Economist Frederick Warren-Boulton was cross-examined at the Microsoft antitrust trial Thursday after his written testimony was released the night before. Warren-Boulton told the court that Microsoft Corporation has an obvious monopoly in the operating system market, with 95% of the market locked into Windows OSes. Due to this monopoly, he said, Microsoft is able to keep prices high, padding its bottom line. As proof of this, he offered up an interesting statistic: Though Microsoft is only ranked 137th in the Fortune 500 for revenue, the company is 15th in profits and a stunning 3rd in profits as a percentage of its assets. Microsoft is in first place for market value.
"Do you think the states selected you because they knew already you were a critic of Microsoft?" a company attorney asked Warren-Boulton, trying to cast doubt on his credibility.
"I'd like to think they retained me more because I have some experience in the industry," he replied.
Microsoft attacked Warren-Boulton's claim that the company was a monopoly and asked him to explain what the biggest threats to Microsoft were. He replied that Netscape Navigator, Sun's Java, and Intel Corporation posed the biggest longtime threats to the company. Intel is an interesting choice but Warren-Boulton says the company is the only one with enough resources to challenge Microsoft. It is conceivable, he thinks, for Intel to enter the operating system market.
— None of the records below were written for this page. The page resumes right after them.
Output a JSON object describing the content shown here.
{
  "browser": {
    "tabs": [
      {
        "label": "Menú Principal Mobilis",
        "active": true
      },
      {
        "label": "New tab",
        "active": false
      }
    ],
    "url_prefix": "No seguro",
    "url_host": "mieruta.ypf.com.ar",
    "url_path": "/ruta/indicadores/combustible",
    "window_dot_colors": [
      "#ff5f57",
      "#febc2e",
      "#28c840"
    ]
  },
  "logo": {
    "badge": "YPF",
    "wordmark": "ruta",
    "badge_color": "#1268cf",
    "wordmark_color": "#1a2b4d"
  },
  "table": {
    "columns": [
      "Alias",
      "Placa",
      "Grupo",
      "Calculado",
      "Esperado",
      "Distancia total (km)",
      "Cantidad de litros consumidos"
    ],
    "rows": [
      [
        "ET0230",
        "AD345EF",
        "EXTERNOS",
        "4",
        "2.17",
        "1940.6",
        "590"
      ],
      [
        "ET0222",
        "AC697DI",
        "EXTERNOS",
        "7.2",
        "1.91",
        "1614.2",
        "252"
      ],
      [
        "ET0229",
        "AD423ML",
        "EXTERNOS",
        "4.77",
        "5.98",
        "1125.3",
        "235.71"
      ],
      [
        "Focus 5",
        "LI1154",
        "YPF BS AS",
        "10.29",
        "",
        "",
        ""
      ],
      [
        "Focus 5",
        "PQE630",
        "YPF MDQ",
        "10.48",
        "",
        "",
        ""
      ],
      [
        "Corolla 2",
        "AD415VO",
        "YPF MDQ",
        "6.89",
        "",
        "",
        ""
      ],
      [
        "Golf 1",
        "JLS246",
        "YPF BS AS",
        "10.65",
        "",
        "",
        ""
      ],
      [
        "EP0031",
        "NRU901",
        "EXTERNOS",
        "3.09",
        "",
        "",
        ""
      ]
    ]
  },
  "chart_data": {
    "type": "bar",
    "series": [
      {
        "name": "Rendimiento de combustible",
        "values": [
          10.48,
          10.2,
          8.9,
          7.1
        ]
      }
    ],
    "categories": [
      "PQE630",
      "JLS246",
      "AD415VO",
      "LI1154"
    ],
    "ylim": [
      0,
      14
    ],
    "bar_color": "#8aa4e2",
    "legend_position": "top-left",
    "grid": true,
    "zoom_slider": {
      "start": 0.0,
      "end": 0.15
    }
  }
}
Intel is in "a special position" to enter the OS, he said, adding that they also had a great incentive to do so